Records for the task:
************

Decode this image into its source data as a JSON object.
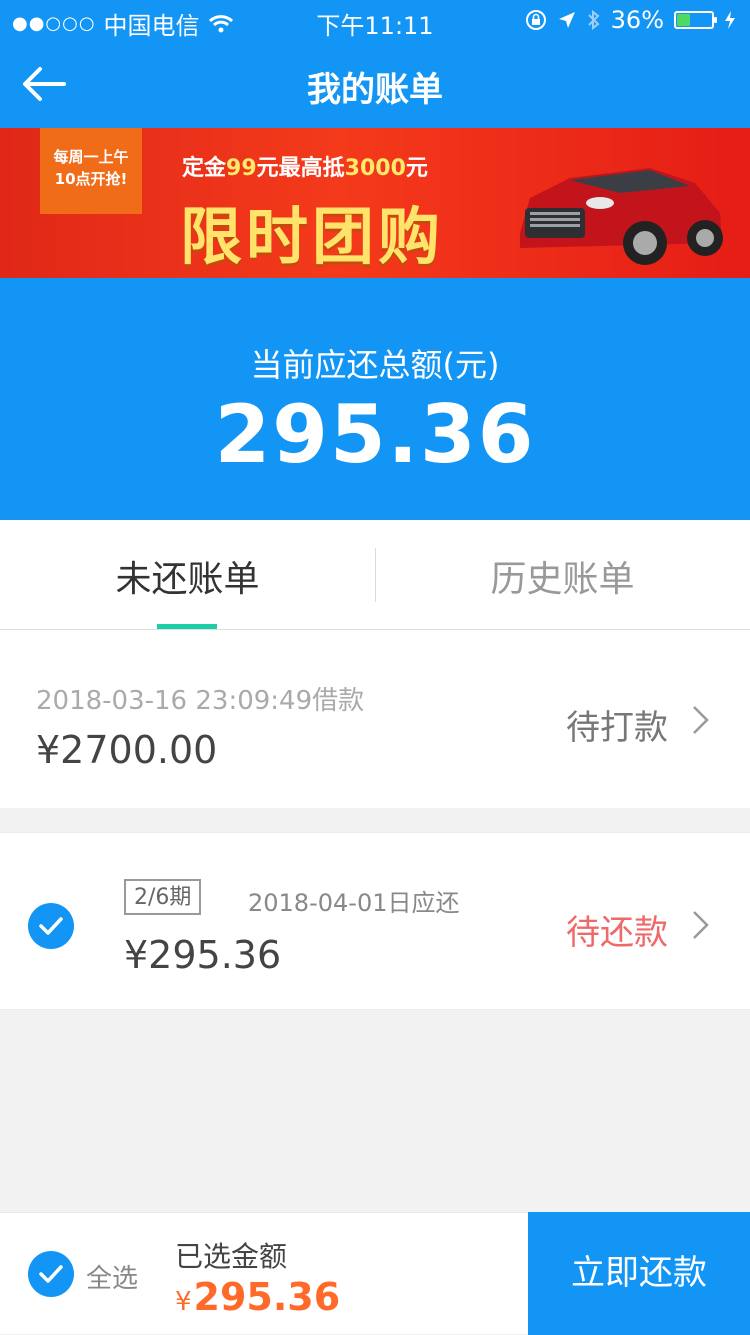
{
  "statusbar": {
    "carrier": "中国电信",
    "time": "下午11:11",
    "battery": "36%"
  },
  "navbar": {
    "title": "我的账单"
  },
  "banner": {
    "ribbon_line1": "每周一上午",
    "ribbon_line2": "10点开抢!",
    "sub_a": "定金",
    "sub_b": "99",
    "sub_c": "元最高抵",
    "sub_d": "3000",
    "sub_e": "元",
    "main": "限时团购"
  },
  "summary": {
    "label": "当前应还总额(元)",
    "amount": "295.36"
  },
  "tabs": [
    {
      "label": "未还账单"
    },
    {
      "label": "历史账单"
    }
  ],
  "bills": [
    {
      "date": "2018-03-16 23:09:49借款",
      "amount": "¥2700.00",
      "status": "待打款"
    },
    {
      "period": "2/6期",
      "due": "2018-04-01日应还",
      "amount": "¥295.36",
      "status": "待还款"
    }
  ],
  "footer": {
    "select_all": "全选",
    "selected_label": "已选金额",
    "currency": "¥",
    "selected_amount": "295.36",
    "pay_button": "立即还款"
  },
  "colors": {
    "primary": "#1295f5",
    "accent_green": "#1dcfa6",
    "pending_red": "#ef6969",
    "amount_orange": "#ff6a2a"
  }
}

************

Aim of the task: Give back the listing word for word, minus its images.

Answer to this task:
Decode this image into its source data as a JSON object.
{
  "statusbar": {
    "carrier": "中国电信",
    "time": "下午11:11",
    "battery": "36%"
  },
  "navbar": {
    "title": "我的账单"
  },
  "banner": {
    "ribbon_line1": "每周一上午",
    "ribbon_line2": "10点开抢!",
    "sub_a": "定金",
    "sub_b": "99",
    "sub_c": "元最高抵",
    "sub_d": "3000",
    "sub_e": "元",
    "main": "限时团购"
  },
  "summary": {
    "label": "当前应还总额(元)",
    "amount": "295.36"
  },
  "tabs": [
    {
      "label": "未还账单"
    },
    {
      "label": "历史账单"
    }
  ],
  "bills": [
    {
      "date": "2018-03-16 23:09:49借款",
      "amount": "¥2700.00",
      "status": "待打款"
    },
    {
      "period": "2/6期",
      "due": "2018-04-01日应还",
      "amount": "¥295.36",
      "status": "待还款"
    }
  ],
  "footer": {
    "select_all": "全选",
    "selected_label": "已选金额",
    "currency": "¥",
    "selected_amount": "295.36",
    "pay_button": "立即还款"
  },
  "colors": {
    "primary": "#1295f5",
    "accent_green": "#1dcfa6",
    "pending_red": "#ef6969",
    "amount_orange": "#ff6a2a"
  }
}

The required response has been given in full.